TASK BRIEF: The lines of the records that include "Parcelas" should all be copied.

Recorded data:

● ● ● ● ● ● ●

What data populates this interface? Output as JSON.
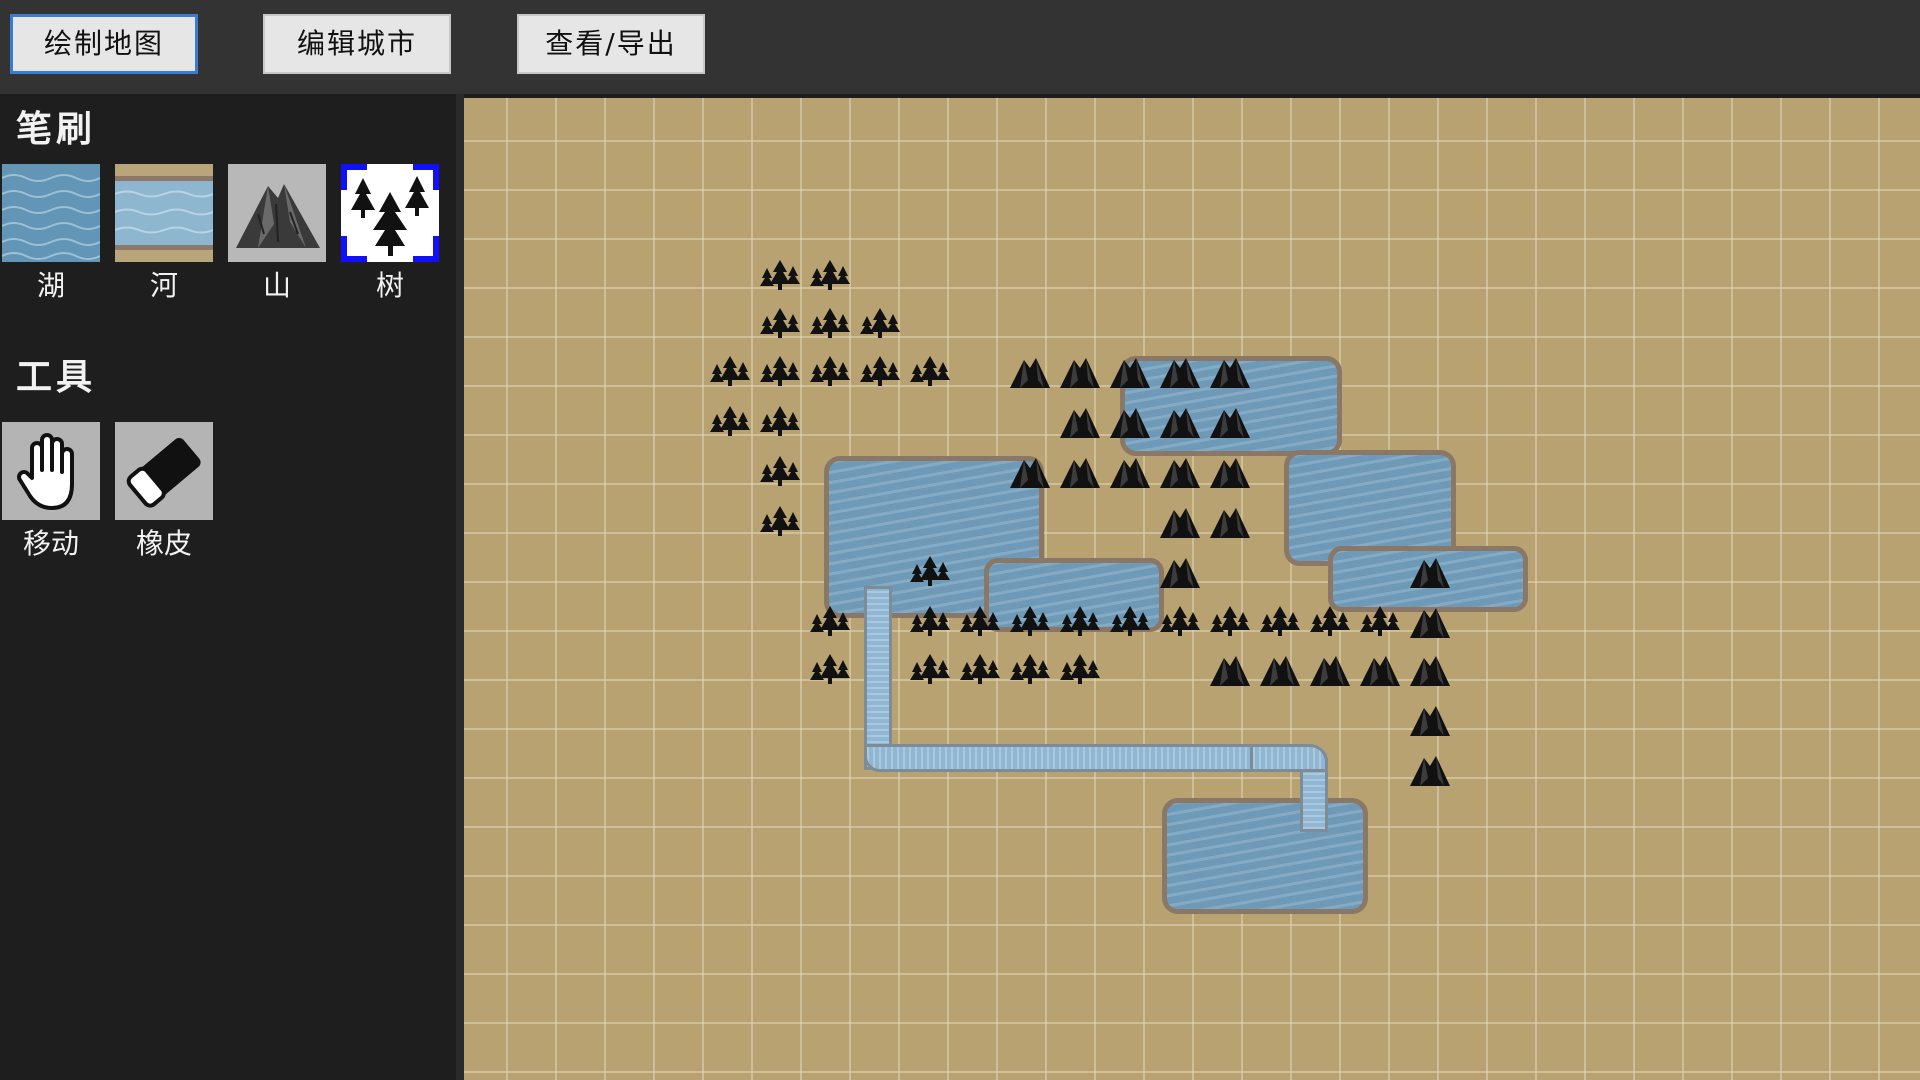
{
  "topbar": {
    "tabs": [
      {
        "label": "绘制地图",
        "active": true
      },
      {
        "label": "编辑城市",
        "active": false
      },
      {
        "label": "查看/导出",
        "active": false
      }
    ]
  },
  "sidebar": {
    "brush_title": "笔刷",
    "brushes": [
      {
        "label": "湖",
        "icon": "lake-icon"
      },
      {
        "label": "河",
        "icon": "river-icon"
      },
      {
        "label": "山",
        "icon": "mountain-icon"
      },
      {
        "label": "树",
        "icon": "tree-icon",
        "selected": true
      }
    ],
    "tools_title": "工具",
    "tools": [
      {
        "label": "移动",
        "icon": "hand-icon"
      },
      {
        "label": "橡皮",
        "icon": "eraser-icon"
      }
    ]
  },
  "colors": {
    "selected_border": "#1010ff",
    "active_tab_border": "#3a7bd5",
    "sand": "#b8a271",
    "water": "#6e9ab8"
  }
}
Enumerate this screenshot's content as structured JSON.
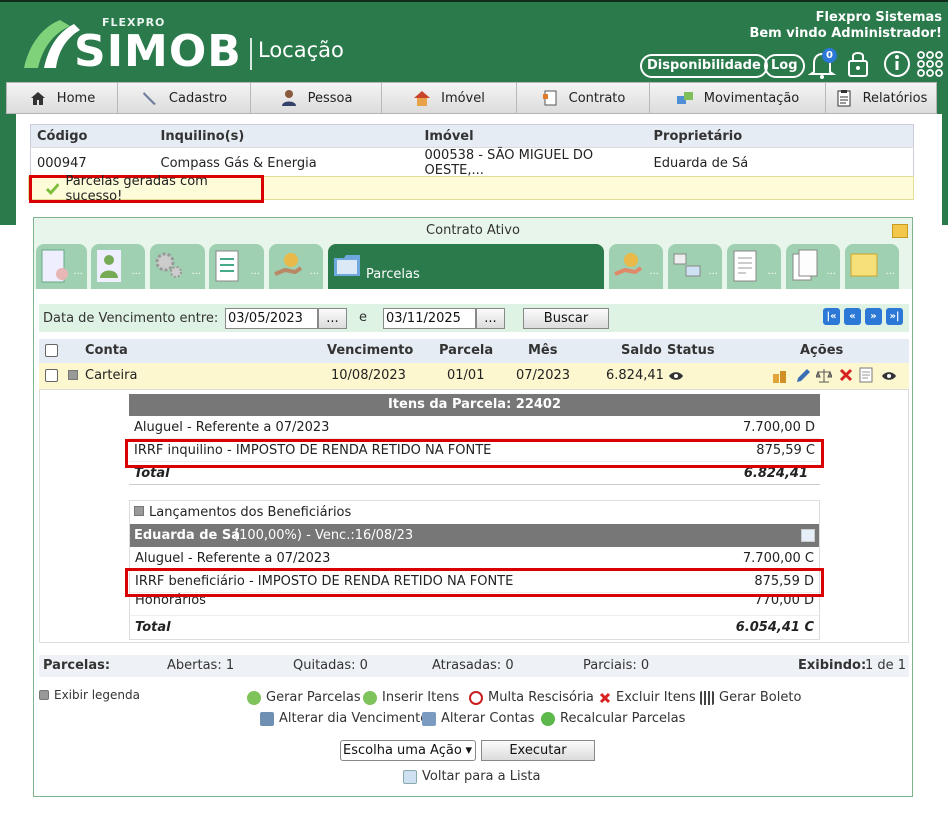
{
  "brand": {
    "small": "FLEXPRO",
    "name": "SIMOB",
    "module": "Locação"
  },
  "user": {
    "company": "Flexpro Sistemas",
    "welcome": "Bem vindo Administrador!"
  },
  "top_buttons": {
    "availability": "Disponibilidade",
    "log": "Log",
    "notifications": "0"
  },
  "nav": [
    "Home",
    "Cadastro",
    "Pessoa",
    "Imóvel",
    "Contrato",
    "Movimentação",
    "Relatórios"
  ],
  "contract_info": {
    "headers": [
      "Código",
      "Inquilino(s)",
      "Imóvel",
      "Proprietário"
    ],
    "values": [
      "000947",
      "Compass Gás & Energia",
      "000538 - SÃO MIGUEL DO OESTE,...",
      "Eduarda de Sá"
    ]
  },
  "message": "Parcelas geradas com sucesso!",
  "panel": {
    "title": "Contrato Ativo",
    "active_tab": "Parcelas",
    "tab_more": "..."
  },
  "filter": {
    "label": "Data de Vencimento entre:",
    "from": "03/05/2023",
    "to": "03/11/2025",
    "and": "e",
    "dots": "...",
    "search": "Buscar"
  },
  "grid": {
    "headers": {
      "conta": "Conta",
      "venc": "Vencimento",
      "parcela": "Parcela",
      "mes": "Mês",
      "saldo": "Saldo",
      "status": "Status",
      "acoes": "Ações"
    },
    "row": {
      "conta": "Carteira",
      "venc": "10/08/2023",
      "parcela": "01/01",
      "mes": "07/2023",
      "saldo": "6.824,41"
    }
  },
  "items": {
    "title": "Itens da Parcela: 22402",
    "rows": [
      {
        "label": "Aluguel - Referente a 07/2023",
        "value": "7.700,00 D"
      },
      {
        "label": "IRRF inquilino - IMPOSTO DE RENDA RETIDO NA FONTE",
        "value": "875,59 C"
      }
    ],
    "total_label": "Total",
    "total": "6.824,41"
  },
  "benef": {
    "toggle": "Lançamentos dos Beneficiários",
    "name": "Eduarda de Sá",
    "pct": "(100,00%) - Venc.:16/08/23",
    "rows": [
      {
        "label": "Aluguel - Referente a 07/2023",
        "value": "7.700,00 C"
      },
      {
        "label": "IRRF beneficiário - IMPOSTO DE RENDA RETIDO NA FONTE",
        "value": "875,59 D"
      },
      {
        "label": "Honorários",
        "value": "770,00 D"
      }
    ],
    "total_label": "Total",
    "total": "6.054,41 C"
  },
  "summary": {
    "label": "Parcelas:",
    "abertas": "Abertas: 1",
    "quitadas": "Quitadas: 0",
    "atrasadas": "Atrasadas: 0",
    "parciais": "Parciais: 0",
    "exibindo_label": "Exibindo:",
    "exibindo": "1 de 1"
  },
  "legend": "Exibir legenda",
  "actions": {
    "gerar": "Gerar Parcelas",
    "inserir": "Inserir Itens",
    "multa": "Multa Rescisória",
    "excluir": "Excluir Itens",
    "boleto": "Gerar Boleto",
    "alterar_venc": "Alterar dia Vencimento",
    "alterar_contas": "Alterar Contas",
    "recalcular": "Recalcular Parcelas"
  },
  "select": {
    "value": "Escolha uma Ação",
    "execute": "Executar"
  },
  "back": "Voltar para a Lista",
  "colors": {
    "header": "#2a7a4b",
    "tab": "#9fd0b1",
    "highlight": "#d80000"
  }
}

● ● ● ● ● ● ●

ANSWER BOX:
  "message": "Parcelas geradas com sucesso!",
    "active_tab": "Parcelas",
    "label": "Parcelas:",
    "gerar": "Gerar Parcelas",
    "recalcular": "Recalcular Parcelas"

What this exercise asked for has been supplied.